In most cases, when marketers and retailers try to ascribe loyalty to their card-carrying customers, they're delusional. When they demonstrate their commitment to those customers through good acts — by providing relevant values and experiences — they embark on a golden path.
Supermarket chains so regularly miss this distinction with their frequent shopper card programs that it is a small revelation to encounter one who seems to have it right. At the National Retail Federation Convention and Expo last week, Loblaw Companies, Ltd., the leading grocery operator in Canada, shared insights about its PC Plus shopper program, launched last May, that suggest it belongs in that exclusive tier.
"From our best customers we capture 55-60 percent of their share of wallet. That leaves so much opportunity just with them," said Peter Lewis, senior director, customer analytics & loyalty at Loblaw.
That's an insightful way of looking at the return from a frequent shopper program that truly distinguishes highest-value relationships and cultivates them accordingly. Best shoppers deserve our best efforts because they are our best prospects too.
Loblaw has embraced this approach with PC Plus, its digitally-enabled frequent shopper program, said Lewis. On a year-over-year basis, enrolled customers who used the targeted offers changed their behaviors in desirable ways:
Lewis also shared some statistics from the first six weeks of the program that indicated rapid acceptance:
PC Plus uses analytics to deliver relevant, highly personalized offers. With thousands of offers available across the store, the mix is tailored down to the individual level, based on each shopper's history.
"How big is the prize from personalization?" said Graeme McVie, VP and GM at LoyaltyOne, the company which helps Loblaw create and operate PC Plus. "Even with best customers, opportunities exist to grow share of spend."
He shared an analysis of the 50 store categories across the top 20 percent of customers, which indicated a 50-70 percent share of spending, a finding which underscores the present value of best shoppers, but also their upside potential.
McVie added that the design of PC Plus is oriented toward "democratizing shopper insights." Its strategy is two-fold: understand the needs of individual customers and consistently execute actions to satisfy them.

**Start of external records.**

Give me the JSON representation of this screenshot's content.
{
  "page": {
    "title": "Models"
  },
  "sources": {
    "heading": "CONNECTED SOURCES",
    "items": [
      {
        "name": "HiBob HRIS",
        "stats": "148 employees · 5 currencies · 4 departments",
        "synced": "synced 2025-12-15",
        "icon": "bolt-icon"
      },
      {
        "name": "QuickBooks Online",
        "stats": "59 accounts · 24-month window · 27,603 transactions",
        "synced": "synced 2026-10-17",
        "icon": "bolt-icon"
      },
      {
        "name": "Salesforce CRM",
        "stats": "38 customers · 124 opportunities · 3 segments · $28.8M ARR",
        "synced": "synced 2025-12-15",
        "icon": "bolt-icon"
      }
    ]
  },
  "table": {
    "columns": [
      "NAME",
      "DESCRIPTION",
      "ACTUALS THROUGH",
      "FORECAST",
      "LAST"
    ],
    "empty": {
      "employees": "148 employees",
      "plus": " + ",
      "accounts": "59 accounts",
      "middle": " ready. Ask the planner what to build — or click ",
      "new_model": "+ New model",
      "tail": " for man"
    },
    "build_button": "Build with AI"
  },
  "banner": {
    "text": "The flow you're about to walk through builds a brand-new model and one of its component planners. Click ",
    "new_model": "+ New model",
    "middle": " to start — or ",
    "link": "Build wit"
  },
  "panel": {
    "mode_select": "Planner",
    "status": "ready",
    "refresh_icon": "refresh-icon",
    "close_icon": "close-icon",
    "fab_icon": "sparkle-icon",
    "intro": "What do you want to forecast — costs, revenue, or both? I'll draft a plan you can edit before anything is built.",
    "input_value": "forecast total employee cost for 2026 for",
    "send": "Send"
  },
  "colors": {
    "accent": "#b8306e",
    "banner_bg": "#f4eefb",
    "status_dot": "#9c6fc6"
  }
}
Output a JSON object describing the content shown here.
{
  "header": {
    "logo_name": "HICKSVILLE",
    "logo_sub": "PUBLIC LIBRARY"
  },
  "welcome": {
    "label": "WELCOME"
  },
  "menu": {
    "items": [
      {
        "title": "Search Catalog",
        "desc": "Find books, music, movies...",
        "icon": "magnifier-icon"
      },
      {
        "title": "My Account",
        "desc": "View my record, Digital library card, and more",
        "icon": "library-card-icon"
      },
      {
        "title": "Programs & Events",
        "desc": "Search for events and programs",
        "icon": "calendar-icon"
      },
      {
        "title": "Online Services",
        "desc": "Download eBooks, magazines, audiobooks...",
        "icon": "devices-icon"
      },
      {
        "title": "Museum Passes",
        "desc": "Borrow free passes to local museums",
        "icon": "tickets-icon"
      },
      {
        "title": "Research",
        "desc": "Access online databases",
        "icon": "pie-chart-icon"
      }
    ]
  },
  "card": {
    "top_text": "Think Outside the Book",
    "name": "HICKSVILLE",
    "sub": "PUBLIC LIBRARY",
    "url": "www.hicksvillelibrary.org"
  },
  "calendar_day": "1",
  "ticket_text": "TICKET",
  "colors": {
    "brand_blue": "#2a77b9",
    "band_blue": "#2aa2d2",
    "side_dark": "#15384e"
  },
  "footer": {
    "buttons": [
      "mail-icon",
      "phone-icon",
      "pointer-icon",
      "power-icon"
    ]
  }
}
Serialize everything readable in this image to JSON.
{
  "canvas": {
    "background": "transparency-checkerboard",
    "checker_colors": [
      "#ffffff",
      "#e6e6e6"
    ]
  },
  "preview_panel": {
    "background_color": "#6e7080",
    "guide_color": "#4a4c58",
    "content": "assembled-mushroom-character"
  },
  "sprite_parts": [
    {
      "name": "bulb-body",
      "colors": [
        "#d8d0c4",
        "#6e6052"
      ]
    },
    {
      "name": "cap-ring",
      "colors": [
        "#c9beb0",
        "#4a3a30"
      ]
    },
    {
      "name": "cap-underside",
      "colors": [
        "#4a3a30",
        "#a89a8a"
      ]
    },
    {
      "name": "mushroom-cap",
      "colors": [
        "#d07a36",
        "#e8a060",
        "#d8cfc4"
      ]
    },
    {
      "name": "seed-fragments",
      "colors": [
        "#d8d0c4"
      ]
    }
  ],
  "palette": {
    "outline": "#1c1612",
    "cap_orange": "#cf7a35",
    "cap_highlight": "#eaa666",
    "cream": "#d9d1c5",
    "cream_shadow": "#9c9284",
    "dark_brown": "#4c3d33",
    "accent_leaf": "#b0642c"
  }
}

I've stated previously that we are entering a "post-loyalty" era, but intelligent personalization is far from dead. In fact, it may just be hitting its stride at Loblaw.
How important are personalized offers to shoppers?